Only three of Portugal’s 12 forest fire vigilance drones seem to be being used at any one time
The 12 forest fire vigilance drones, purchased in 2020 for €4.5 million, are not working as promised.
According to Diário de Notícias, only three of the drones appear to be working at any one time: some days there are four, but then on other days there are only two – so three is the working average.
These drones, based at military bases in Beja, Lousã and Mirandela, were purchased ‘as a matter of urgency’ during the pandemic, on the basis that Covid-19 could have resulted in “an eventual decrease in the availability of human resources”, thus “complementary methods that provide effectiveness for actions included in the prevention, suppression and relief phases, established in the framework of integrated management of rural fires” were needed.
So what has gone wrong?
Diário de Notícias points to issues from the outset.
“The truth is that at no point in the three years has the ‘Non-piloted system’ had its drones (which are known as a team as Ogassa) fully working”.
In the first year, the “sophisticated vigilance” promised by the then minister of defence João Gomes Cravinho had either three or four drones operating in fire prevention, says DN.
Mr Gomes Cravinho affirmed that by the first fortnight of August “we will have the 12 covering the whole of national territory” – but that did not happen.
The following year, similar issues with repairs being required, accidents, etc. (at the end of 2020 a drone came down into a dam; in 2021 there were at least two further accidents with devices coming down over land) – and this year, in spite of a communique promising six of the drones fully operational, it hasn’t panned out like that.
Nonetheless, according to the CEO of manufactuer UAVision, “the mission is being accomplished”.
An official source for the GNR police however – the drones are ‘coordinated in articulation’ with EMGFA (Armed Forces), ANEPC (Civil Protection) and the GNR – explains that of the 100 flights planned between May 28 and July 15 this year, only 71 took place.
Says DN, from what it understands, there won’t be any extra drones coming forwards for the firefighting DECIR force this year – leading the Armed Forces to have made a piloted “sophisticated and expensive” Lockheed P-3C CUP surveillance airplane available.
Other failings in areas like vigilance of quarries, coastal and protected areas
“It isn’t just in the prevention of fires that this system of drones is failing”, the paper continues. “The flight hours promised to the environment ministry have also not been complied with” – which again brings into question the haste with which they were purchased – and billed as such a necessity to the public interest.
DN highlights a resolution by the Council of Ministers which authorises the expenditure of €4.5 million on the purchase of the drones, considering it “urgent”.
Three companies bid for the tender: UAVision having won it.
“Finance came totally from the Environmental Fund”, says DN. “In the protocol signed, FAP (the Portuguese Air Force) was obliged to cede 300 flying hours between May and October every year to the environment ministry “for the execution of tasks that fall within its scope…”
In the first year, only 22 flying hours were executed, according to an official source at the ministry which blamed the situation on “certain anomalies and successive non-compliance by the manufacturer” (UAVision).
According to military sources, between October 2021 and May 2022, targets were equally unmet – but this time the environment ministry demanded ‘compensation/ money back’ from the air force.
DN adds that it has been unable to discover how many flying hours were missed, and whether money has in fact been paid in compensation for failing to meet the terms of the agreement.

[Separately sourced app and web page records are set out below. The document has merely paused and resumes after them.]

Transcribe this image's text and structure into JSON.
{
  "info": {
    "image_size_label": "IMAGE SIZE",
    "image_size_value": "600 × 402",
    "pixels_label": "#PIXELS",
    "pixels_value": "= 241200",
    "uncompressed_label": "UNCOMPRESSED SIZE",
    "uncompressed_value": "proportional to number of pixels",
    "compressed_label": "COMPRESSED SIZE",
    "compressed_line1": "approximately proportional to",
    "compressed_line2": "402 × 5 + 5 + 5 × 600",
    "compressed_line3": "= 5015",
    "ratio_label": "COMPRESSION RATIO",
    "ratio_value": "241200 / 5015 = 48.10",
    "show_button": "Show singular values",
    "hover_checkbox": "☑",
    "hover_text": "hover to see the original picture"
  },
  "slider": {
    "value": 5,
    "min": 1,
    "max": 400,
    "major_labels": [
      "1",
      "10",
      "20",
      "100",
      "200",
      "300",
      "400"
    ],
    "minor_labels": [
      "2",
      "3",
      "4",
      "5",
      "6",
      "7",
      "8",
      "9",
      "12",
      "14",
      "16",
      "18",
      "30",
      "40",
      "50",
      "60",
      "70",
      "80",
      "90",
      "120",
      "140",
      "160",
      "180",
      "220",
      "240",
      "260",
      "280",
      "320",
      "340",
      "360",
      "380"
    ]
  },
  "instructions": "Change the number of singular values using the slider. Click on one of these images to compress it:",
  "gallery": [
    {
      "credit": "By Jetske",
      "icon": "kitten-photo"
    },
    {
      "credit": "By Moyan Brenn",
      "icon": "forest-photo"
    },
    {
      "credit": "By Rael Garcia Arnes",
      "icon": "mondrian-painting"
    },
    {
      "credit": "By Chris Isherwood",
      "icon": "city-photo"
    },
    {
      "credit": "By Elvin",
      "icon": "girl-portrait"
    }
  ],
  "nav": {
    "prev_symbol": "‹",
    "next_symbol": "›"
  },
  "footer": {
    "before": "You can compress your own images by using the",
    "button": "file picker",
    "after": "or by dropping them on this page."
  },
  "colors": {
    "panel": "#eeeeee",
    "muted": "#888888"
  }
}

Only the GNR has responded to questions sent by the newspaper last week on this score.
“EMGFA, the ministry of defence and the Portuguese Air Force have chosen not to clarify the situation in spite of various insistences by DN throughout the week”, writes the paper.
DN’s article, published online, carries the full list of questions put to authorities last week which have not yet been answered.
In the meantime, EMGFA chief Admiral Silva Ribeiro has written an opinion article on the topic, praising the contribution made by the drones, suggesting that all 12 are fully operational.
One aspect coming out of the story is Admiral Silva Ribeiro’s remark, in his opinion piece, that “ although the mission assigned to the Armed Forces, in the context of rural fires, is currently more focused on surveillance, it is considered of particular importance to explore, in the future, the unique characteristics of resolution and range of sensors integrated in drones for actions of dissuasion”.
Says DN, he showed in his text “images of a nocturnal fire captured from 12 kms, and explained that the sensores offer the possibility of recognising vehicles in areas around fires, which could mean, in the short term – if the competent authorities indicate they are interested – that Air Force drones could be used systematically in nighttime actions of vigilance, maximising their dissuasive effect”.
DN seems to have picked up on this, as according to the paper, “the military is prohibited from carrying out actions of this nature” within the framework of internal security.